A boat burial ground

We know of several burial boats in Sweden, the most famous being those in Vendel and Valsgärde north of Uppsala. The finds mainly from the Vendel period, around the year 500-750, are what put these places on the map. But Viking Age graves can also be found there.

Västmanland contains the burial site Tuna in Badelunda. It has several different types of graves from much of the Iron Age. Women are buried in the richest graves, and during the Vendel and Viking Ages, one woman per generation seems to have been buried in a boat. Most of the boats were typical Viking Age models, though one stands out: it is the same size as the others, but is made in a way that makes researchers believe it was made by the Sámi people. Most boats and ships at this time used clinch nails, but the builders of this boat have employed a different technique – it is actually sewn. The Sámi used plant roots to hold the different parts of the boats together.

The Ladby ship


Photo: Malene Thyssen, CC BY-3.0

Right at the border of the Baltic Sea, on the Danish island of Funen, a Viking Age burial site was discovered in 1935. It contained a few smaller graves, the most famous containing a burial boat today known as the Ladby ship.
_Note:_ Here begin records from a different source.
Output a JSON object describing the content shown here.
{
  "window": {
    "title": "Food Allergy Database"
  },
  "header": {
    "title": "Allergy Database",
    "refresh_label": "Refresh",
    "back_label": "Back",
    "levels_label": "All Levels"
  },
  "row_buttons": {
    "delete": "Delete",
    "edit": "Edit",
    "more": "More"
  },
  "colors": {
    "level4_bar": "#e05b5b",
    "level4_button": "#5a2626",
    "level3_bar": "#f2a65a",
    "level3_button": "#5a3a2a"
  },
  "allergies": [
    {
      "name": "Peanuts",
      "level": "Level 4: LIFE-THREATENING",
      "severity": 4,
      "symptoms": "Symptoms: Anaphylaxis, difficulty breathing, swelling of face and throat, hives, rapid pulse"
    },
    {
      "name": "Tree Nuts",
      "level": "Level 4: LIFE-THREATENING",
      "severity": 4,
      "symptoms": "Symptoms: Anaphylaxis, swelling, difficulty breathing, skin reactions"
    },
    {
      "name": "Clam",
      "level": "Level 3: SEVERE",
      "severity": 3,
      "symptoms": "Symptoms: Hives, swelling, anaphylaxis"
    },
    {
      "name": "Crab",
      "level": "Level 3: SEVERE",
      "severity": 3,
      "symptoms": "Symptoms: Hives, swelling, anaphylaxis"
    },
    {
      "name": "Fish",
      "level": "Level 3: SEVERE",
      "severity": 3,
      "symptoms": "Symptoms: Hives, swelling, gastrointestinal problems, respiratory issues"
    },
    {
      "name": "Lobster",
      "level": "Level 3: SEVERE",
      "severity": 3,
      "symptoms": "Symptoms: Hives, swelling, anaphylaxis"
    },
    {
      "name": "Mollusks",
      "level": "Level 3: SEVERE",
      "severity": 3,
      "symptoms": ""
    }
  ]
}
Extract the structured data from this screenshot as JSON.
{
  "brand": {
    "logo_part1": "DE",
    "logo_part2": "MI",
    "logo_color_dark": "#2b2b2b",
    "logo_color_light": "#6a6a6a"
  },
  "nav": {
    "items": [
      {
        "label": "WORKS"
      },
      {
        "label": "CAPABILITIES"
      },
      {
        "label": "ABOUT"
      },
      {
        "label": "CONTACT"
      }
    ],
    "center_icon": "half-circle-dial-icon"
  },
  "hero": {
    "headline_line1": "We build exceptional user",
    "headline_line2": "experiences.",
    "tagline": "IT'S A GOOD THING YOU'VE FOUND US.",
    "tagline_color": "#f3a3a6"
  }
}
It was the first burial boat to be excavated in Denmark, and although it was not well preserved like the famous Norwegian ships, the ship’s shape was clearly delineated thanks to the more than 2,000 clinch nails that remained in place in the soil. At the stem, some intriguing objects were found: iron spirals. According to various interpretations, the spirals were used as decoration on a dragon’s head. Other finds include a brooch pin and a mould from Birka depicting a dragon’s head with spiral-shaped decorations.


Mould from Birka. The iron spirals on the Ladby ship resemble the decoration on the dragon’s head. Photo: National Historical Museums, CC BY 4.0


In the far north of Öland lies Nabbelund. 400 metres from today’s shoreline, a burial cairn was found from the Vendel period, circa years 550 to 750. At various times, the grave had been plundered, destroyed, and served as material for building a stone pier in the water.  But in 1938, the grave’s remnants were examined and a thrilling discovery could be made.

The burial mound, 15 metres wide and 2 metres high, covered an unburned burial boat. Some of the grave’s contents were disturbed or lost, but there was much left to discover. Among these discoveries was a rich array of weapons, with gilded shield and sword fittings. The skeletons of several animals were also found, including two dogs with leads. Human skeletal remains were found, too. The human remains were not as well preserved as those of the animals, which is not unusual. Even more unusual, the human remains come from at least three individuals. A burial boat typically contains one individual, sometimes two. So three individuals is unique, and only the burial boats from Salme have contained more individuals. Stay tuned for an upcoming article on this intriguing location!